University of Georgia’s Marshall Shepherd, former President of the American Meteorological Society and a past recipient of the AAG Media Achievement Award, has an envious career built upon not only important basic research but also the translation of his work and passion for atmospheric science to large segments of the American public. In a 2016 Forbes column, Marshall offers nine helpful tips for communicating science to non-scientists. His tips are an effective primer for geographers thinking of taking their work and perspectives more public. He emphasizes the importance of offering non-scientists a concise and jargon-free message that is not generic but tailored to one’s audience. As he writes: “Scientists need to work hard to make their message memorable, meaningful, and miniature.”
Of special note is Marshall’s point that researchers and public audiences have inherently different styles of communication. While scholars frequently present considerable amounts of background information and theory before delivering results, the public and policymaker need and expect key findings to be provided early on and in a straight-forward fashion.
Although it might seem counter-intuitive, effective engagement and communication with wider publics requires us to be good listeners as well as compelling speakers. To carry out a wider communication of science simply for the sake of self-promotion without allowing ourselves to be enriched by the experiences and knowledges of non-academics is a lost opportunity to generate the mutual benefit that is the backbone of public engagement. Finally, it is critical that these moments of public communication be made into moments of disciplinary advocacy in which we clearly identify ourselves as geographers and speak directly to why our field matters in today’s world. I would encourage you to be good stewards of not just your sub-field but the whole of geography.

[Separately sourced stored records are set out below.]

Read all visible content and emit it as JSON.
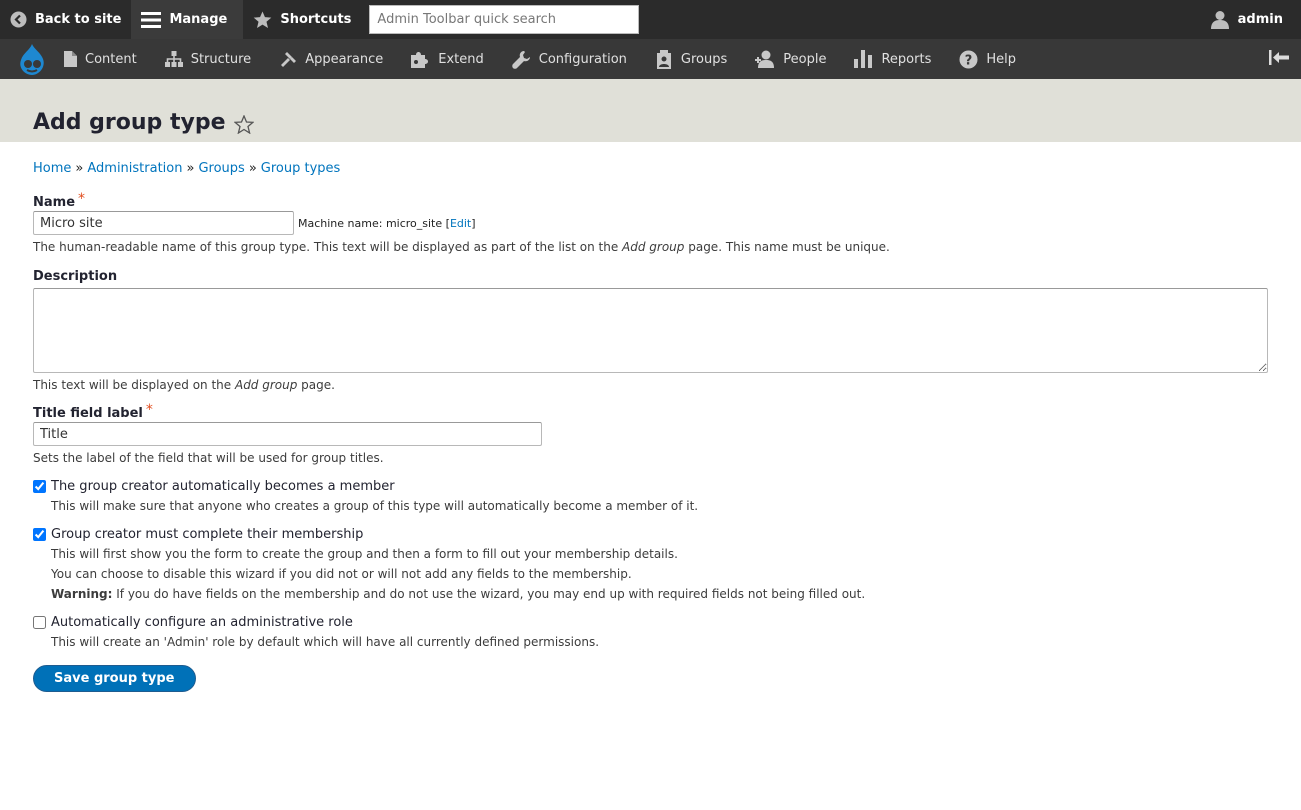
{
  "toolbar": {
    "back_to_site": "Back to site",
    "manage": "Manage",
    "shortcuts": "Shortcuts",
    "search_placeholder": "Admin Toolbar quick search",
    "user": "admin"
  },
  "menu": {
    "items": [
      {
        "label": "Content",
        "icon": "page-icon"
      },
      {
        "label": "Structure",
        "icon": "sitemap-icon"
      },
      {
        "label": "Appearance",
        "icon": "paintbrush-icon"
      },
      {
        "label": "Extend",
        "icon": "puzzle-icon"
      },
      {
        "label": "Configuration",
        "icon": "wrench-icon"
      },
      {
        "label": "Groups",
        "icon": "groups-icon"
      },
      {
        "label": "People",
        "icon": "people-icon"
      },
      {
        "label": "Reports",
        "icon": "bar-chart-icon"
      },
      {
        "label": "Help",
        "icon": "help-icon"
      }
    ]
  },
  "page": {
    "title": "Add group type"
  },
  "breadcrumb": [
    "Home",
    "Administration",
    "Groups",
    "Group types"
  ],
  "breadcrumb_sep": "»",
  "form": {
    "name": {
      "label": "Name",
      "required_mark": "*",
      "value": "Micro site",
      "machine_prefix": "Machine name: micro_site [",
      "machine_link": "Edit",
      "machine_suffix": "]",
      "desc_before": "The human-readable name of this group type. This text will be displayed as part of the list on the ",
      "desc_em": "Add group",
      "desc_after": " page. This name must be unique."
    },
    "description": {
      "label": "Description",
      "value": "",
      "desc_before": "This text will be displayed on the ",
      "desc_em": "Add group",
      "desc_after": " page."
    },
    "title_field": {
      "label": "Title field label",
      "required_mark": "*",
      "value": "Title",
      "desc": "Sets the label of the field that will be used for group titles."
    },
    "creator_member": {
      "label": "The group creator automatically becomes a member",
      "checked": true,
      "desc": "This will make sure that anyone who creates a group of this type will automatically become a member of it."
    },
    "creator_wizard": {
      "label": "Group creator must complete their membership",
      "checked": true,
      "desc1": "This will first show you the form to create the group and then a form to fill out your membership details.",
      "desc2": "You can choose to disable this wizard if you did not or will not add any fields to the membership.",
      "warning_label": "Warning:",
      "warning_text": " If you do have fields on the membership and do not use the wizard, you may end up with required fields not being filled out."
    },
    "admin_role": {
      "label": "Automatically configure an administrative role",
      "checked": false,
      "desc": "This will create an 'Admin' role by default which will have all currently defined permissions."
    },
    "submit": "Save group type"
  }
}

I am interested in knowing how AAG members are engaging in public communication and outreach. Please share your thoughts and experiences by emailing me (dalderma [at] utk [dot] edu) or share on Twitter #PresidentAAG.
— Derek Alderman
University of Tennessee